As an employer who offers benefits, you’re often made aware of when certain milestones happen in employees’ lives. Why? Because it’s likely related to a qualified life event that enables them to update their coverage. There are also certain events you initiate on your end that likely impact an employee’s financial situation (e.g. salary changes, promotions, etc.).
Here are 5 key events that can be used as a trigger to educate employees on the importance of estate planning and how easy it can be to create an estate plan online.
When an employee gets married, there are several different ways they may notify you as their employer. It could be a name change, update to their medical coverage, or changing beneficiary information. The most certain way to tell is the update to medical coverage. This requires proof of the marriage to make the change outside of open enrollment.
You can use this update as a trigger to send a:
- Congratulatory note from the company
- Checklist of things to consider as the employee and their partner embark on their life together
One of the biggest considerations is deciding what will happen to their assets should something happen to one or both people.
2. Birth/Adoption of a child
Having a child or adopting a child is a game changer. Outside of the 24/7 care a child needs, there’s a lot of immediate things to do like:
- Ordering birth certificates
- Applying for social security
- Adding that child to health insurance
- Determining which parent will care for the child after they return to work
New parents should also be reminded the importance of ensuring who will take care of their child should anything happen to them. Creating a will allows them to appoint a legal guardian if they’re no longer there to care for them.
It’s also important to note that a will or trust should be updated for each new child that is born. You can also send subsequent reminders as children reach 18 to update or create new wills accordingly.
a will or trust should be updated for each new child that is born. You can also send subsequent reminders as children reach 18 to update or create new wills accordingly.
Like marriage, you’ll likely receive a notification if an employee divorces their spouse via:
- Name changes, or
- Updates to insurance coverage or beneficiaries
Again, it’s a qualified life event that requires proof to make a change to their benefits.
Though divorce can be tough, it’s a good time to remind employees to update any existing estate plans that they may have — with or without their spouse.

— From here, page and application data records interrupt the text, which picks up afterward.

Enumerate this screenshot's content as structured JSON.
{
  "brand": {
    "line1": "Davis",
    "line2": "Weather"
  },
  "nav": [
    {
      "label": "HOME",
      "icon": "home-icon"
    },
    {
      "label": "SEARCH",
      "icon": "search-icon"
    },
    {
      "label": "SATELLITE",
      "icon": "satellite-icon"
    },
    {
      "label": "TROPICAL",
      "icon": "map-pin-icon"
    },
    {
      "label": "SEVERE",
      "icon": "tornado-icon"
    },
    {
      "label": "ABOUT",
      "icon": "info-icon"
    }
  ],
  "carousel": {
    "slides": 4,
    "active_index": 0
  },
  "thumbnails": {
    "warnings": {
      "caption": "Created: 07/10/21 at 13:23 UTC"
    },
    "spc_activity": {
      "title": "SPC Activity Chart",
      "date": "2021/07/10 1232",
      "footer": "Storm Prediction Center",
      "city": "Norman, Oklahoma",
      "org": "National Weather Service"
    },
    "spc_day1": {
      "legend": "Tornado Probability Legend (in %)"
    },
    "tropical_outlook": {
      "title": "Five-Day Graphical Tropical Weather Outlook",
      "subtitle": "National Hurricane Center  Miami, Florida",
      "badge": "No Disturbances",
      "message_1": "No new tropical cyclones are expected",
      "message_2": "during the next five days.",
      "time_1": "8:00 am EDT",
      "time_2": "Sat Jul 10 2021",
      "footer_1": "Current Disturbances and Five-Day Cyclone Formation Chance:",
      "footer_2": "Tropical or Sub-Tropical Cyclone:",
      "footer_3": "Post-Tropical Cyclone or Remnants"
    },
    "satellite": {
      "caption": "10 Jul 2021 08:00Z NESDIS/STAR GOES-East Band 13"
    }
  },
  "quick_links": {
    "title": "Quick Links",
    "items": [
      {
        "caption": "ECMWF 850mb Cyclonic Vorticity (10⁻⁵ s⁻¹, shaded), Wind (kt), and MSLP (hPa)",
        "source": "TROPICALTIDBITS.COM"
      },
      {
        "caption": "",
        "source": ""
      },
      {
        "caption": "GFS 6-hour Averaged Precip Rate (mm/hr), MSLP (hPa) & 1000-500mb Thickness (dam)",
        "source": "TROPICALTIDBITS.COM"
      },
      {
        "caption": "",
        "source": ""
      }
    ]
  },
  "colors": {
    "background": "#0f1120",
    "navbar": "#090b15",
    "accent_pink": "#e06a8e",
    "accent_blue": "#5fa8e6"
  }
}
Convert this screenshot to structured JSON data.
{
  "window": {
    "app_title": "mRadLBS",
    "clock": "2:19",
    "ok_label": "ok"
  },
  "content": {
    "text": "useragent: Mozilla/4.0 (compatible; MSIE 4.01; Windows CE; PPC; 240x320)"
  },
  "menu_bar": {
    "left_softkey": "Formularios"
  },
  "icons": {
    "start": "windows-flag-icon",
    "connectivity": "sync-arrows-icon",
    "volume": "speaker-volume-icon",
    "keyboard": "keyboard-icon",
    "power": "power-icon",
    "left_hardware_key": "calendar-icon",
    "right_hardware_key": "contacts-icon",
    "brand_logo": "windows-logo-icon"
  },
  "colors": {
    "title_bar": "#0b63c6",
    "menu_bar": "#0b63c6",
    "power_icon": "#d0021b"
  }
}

Divorce attorneys and associated legal fees are expensive, and your employees would appreciate you giving them an easy, affordable solution.
4. Big raise
Getting a salary increase is exciting. Employees instantly start thinking about what they’ll do with the extra money. If you offer life insurance that’s tied to employee salary, they also receive another “hidden” bonus.
Since you as the employer initiated this change, you can be sure it comes with the important reminder about the ways they can protect their financial wellbeing. You can include a note to review their beneficiaries as well as their current estate plan to make sure it’s up to date with all their latest assets.
5. Open enrollment
Open enrollment is the biggest opportunity you have to engage employees in the various plans you offer to protect their physical and financial well-being. Depending on what benefits you provide and the coverage they choose, there are a number of ways you can weave in communication about estate planning:
- Family medical coverage: If an employee enrolls in family coverage, you can include a reminder that creating or updating a will can make sure their family is protected.
- Life insurance: Life insurance pays out a lump sum to a beneficiary at the end of employee’s life, but it doesn’t provide direction for other assets like will can.
- Pet insurance: Guardians for pets can be named in a will along with distributions of money from the estate to care for them.
Trust & Will has partnered with Zenefits to enable small businesses to offer the unique benefit of simple, affordable estate planning. It’s easy for employees to sign up directly through the Trust & Will website, or you can work with Trust & Will to create a plan for your employees. Find out more here.
BONUS: National Awareness Estate Planning Week
Did you know that October 17-23, 2022 is National Estate Planning Awareness Week? This is a great time to educate your employees about why estate planning is so critical. According to national averages, 67% of your employees don’t have a basic will, and could use your help.
Reach out to Trust & Will to customize a special offer for your employees that can save them — and their loved ones — time and money.